Working with a liberal interest group, the nations newspaper sifted through data on Americas housing boom that has enabled more people than ever to own a home to cite only 59.6 percent of working families owning homes in 2005 compared to slightly higher numbers in 1978.
In fact, the National Association of Realtors  reports more Americans now own their homes now over any other point in American history, with close to 69 percent of families owning homes, down slightly from the all-time high of 69.2 percent of U.S. households in the fourth quarter of 2004.
Homeowners are also a larger share of the population in the U.S. than in Canada, Japan, and many European countries.
Citing data from The Globalist, the Feb. 12, 2006 Boston Globe  reported that 68 percent of U.S. households own their own homes, around the same rate of ownership as the British, slightly more than Canadians, and significantly higher than Japan, Germany, Switzerland, the Netherlands, and France.
Yet neither of these facts were reported in correspondent Noelle Knoxs front-page article article, which centered around a study by the Center for Housing Policy, the research arm of the National Housing Council (NHC). The group released  their latest findings to the press at-large the same morning Knoxs article was published in the national daily.
In her write-up, Knox failed to find any critics of the liberal group, which she characterized as a housing affordability advocacy group.
In fact the National Housing Conference has a history of advocacy. A March 3, 2006 NHC-hosted policy symposium featured numerous representatives from liberal think tanks, such as the National Alliance to End Homelessness, the Economic Policy Institute, and the Center on Budget and Policy Priorities. Experts from libertarian or conservative think tanks such as the Cato Institute or the Heritage Foundation that are critical of government affordable housing programs were not on the speakers roster.
On February 28 , the NHC slammed President Bushs proposed reduction in spending growth for housing programs. This proposed five-year cap on spending for domestic discretionary programs would devastate the nations housing and community development programs, said NHC President Conrad Egan. Egan went on to call for Congress to reject spending caps for those programs.

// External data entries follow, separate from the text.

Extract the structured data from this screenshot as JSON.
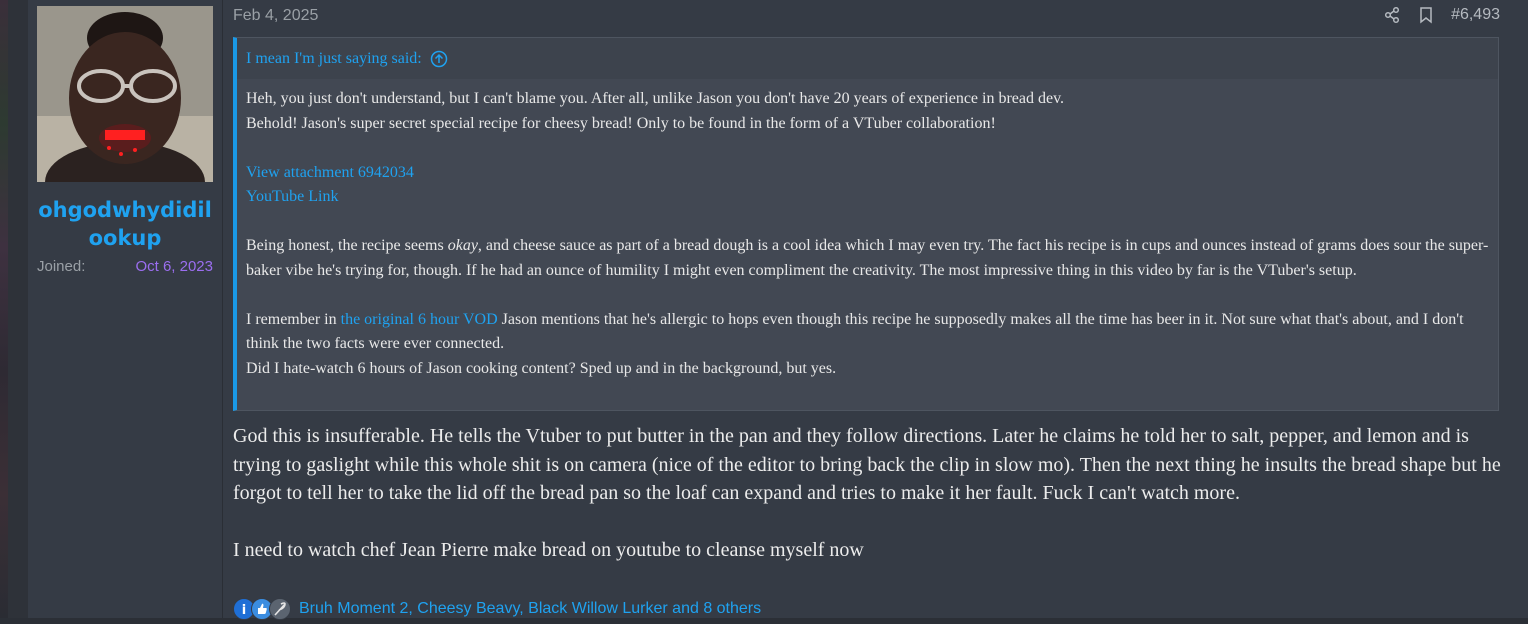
{
  "user": {
    "username": "ohgodwhydidilookup",
    "joined_label": "Joined:",
    "joined_date": "Oct 6, 2023"
  },
  "post": {
    "date": "Feb 4, 2025",
    "number": "#6,493",
    "quote": {
      "header": "I mean I'm just saying said:",
      "line1": "Heh, you just don't understand, but I can't blame you. After all, unlike Jason you don't have 20 years of experience in bread dev.",
      "line2": "Behold! Jason's super secret special recipe for cheesy bread! Only to be found in the form of a VTuber collaboration!",
      "attachment_link": "View attachment 6942034",
      "youtube_link": "YouTube Link",
      "para2_before": "Being honest, the recipe seems ",
      "para2_em": "okay",
      "para2_after": ", and cheese sauce as part of a bread dough is a cool idea which I may even try. The fact his recipe is in cups and ounces instead of grams does sour the super-baker vibe he's trying for, though. If he had an ounce of humility I might even compliment the creativity. The most impressive thing in this video by far is the VTuber's setup.",
      "para3_before": "I remember in ",
      "para3_link": "the original 6 hour VOD",
      "para3_after": " Jason mentions that he's allergic to hops even though this recipe he supposedly makes all the time has beer in it. Not sure what that's about, and I don't think the two facts were ever connected.",
      "para3_last": "Did I hate-watch 6 hours of Jason cooking content? Sped up and in the background, but yes."
    },
    "reply": {
      "para1": "God this is insufferable. He tells the Vtuber to put butter in the pan and they follow directions. Later he claims he told her to salt, pepper, and lemon and is trying to gaslight while this whole shit is on camera (nice of the editor to bring back the clip in slow mo). Then the next thing he insults the bread shape but he forgot to tell her to take the lid off the bread pan so the loaf can expand and tries to make it her fault. Fuck I can't watch more.",
      "para2": "I need to watch chef Jean Pierre make bread on youtube to cleanse myself now"
    },
    "reactions": {
      "text": "Bruh Moment 2, Cheesy Beavy, Black Willow Lurker and 8 others",
      "icons": [
        "info-icon",
        "thumbs-up-icon",
        "feather-icon"
      ]
    }
  },
  "colors": {
    "accent": "#1fa2f0",
    "joined_date": "#9b6ef0",
    "quote_border": "#1a99e6",
    "panel_bg": "#353b45"
  }
}
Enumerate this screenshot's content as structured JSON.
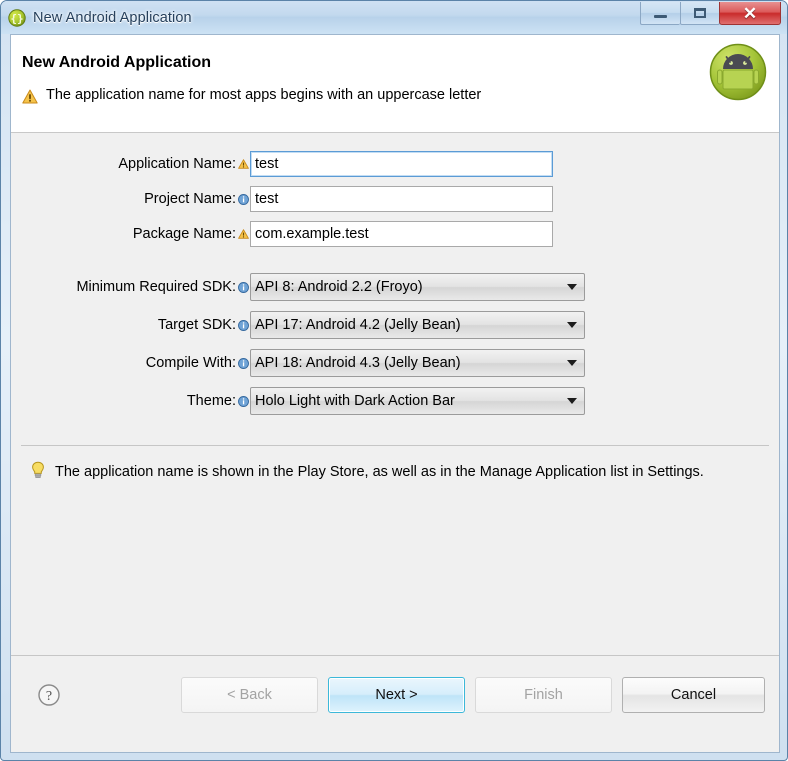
{
  "window": {
    "title": "New Android Application",
    "icon": "android-braces-icon",
    "controls": {
      "minimize_label": "Minimize",
      "maximize_label": "Maximize",
      "close_label": "Close"
    }
  },
  "header": {
    "title": "New Android Application",
    "message": "The application name for most apps begins with an uppercase letter",
    "message_icon": "warning-icon",
    "logo_icon": "android-robot-icon"
  },
  "form": {
    "fields": [
      {
        "label": "Application Name:",
        "value": "test",
        "decorator": "warning-icon",
        "type": "text",
        "focused": true
      },
      {
        "label": "Project Name:",
        "value": "test",
        "decorator": "info-icon",
        "type": "text",
        "focused": false
      },
      {
        "label": "Package Name:",
        "value": "com.example.test",
        "decorator": "warning-icon",
        "type": "text",
        "focused": false
      },
      {
        "label": "Minimum Required SDK:",
        "value": "API 8: Android 2.2 (Froyo)",
        "decorator": "info-icon",
        "type": "combo",
        "focused": false
      },
      {
        "label": "Target SDK:",
        "value": "API 17: Android 4.2 (Jelly Bean)",
        "decorator": "info-icon",
        "type": "combo",
        "focused": false
      },
      {
        "label": "Compile With:",
        "value": "API 18: Android 4.3 (Jelly Bean)",
        "decorator": "info-icon",
        "type": "combo",
        "focused": false
      },
      {
        "label": "Theme:",
        "value": "Holo Light with Dark Action Bar",
        "decorator": "info-icon",
        "type": "combo",
        "focused": false
      }
    ]
  },
  "hint": {
    "icon": "lightbulb-icon",
    "text": "The application name is shown in the Play Store, as well as in the Manage Application list in Settings."
  },
  "footer": {
    "help_icon": "help-question-icon",
    "buttons": [
      {
        "label": "< Back",
        "state": "disabled"
      },
      {
        "label": "Next >",
        "state": "default"
      },
      {
        "label": "Finish",
        "state": "disabled"
      },
      {
        "label": "Cancel",
        "state": "normal"
      }
    ]
  },
  "colors": {
    "accent": "#3cb8d9",
    "warning": "#e8a33d",
    "info": "#4a7fb5",
    "android_green": "#a4c639",
    "close_red": "#c92b2b"
  }
}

While Knox reported on March 22 that a rise in the number of single parents was a contributing factor to home ownership difficulties for working families, her February 14 Money section story portrayed a rosier picture, cheering the rising number of single women, including single mothers, who now own homes according to data from the National Association of Realtors (NAR).
Although the same NAR statistics showed single female ownership of houses had doubled since 1981 while remaining stagnant for single men over the same time period, she played up the positive trend of increased home ownership for women rather than dwell on a negative outlook for unmarried male homeowners.
Last year, single women snapped up one of every five homes sold. That's nearly 1.5 million, if you're counting more than twice as many as single men bought, Knox wrote in her February 14 article. Women, in particular, benefit because 25% of single mothers spend more than half their income on housing, compared with 10% of single fathers who do, Knox added, citing Harvard Universitys Center for Housing Studies.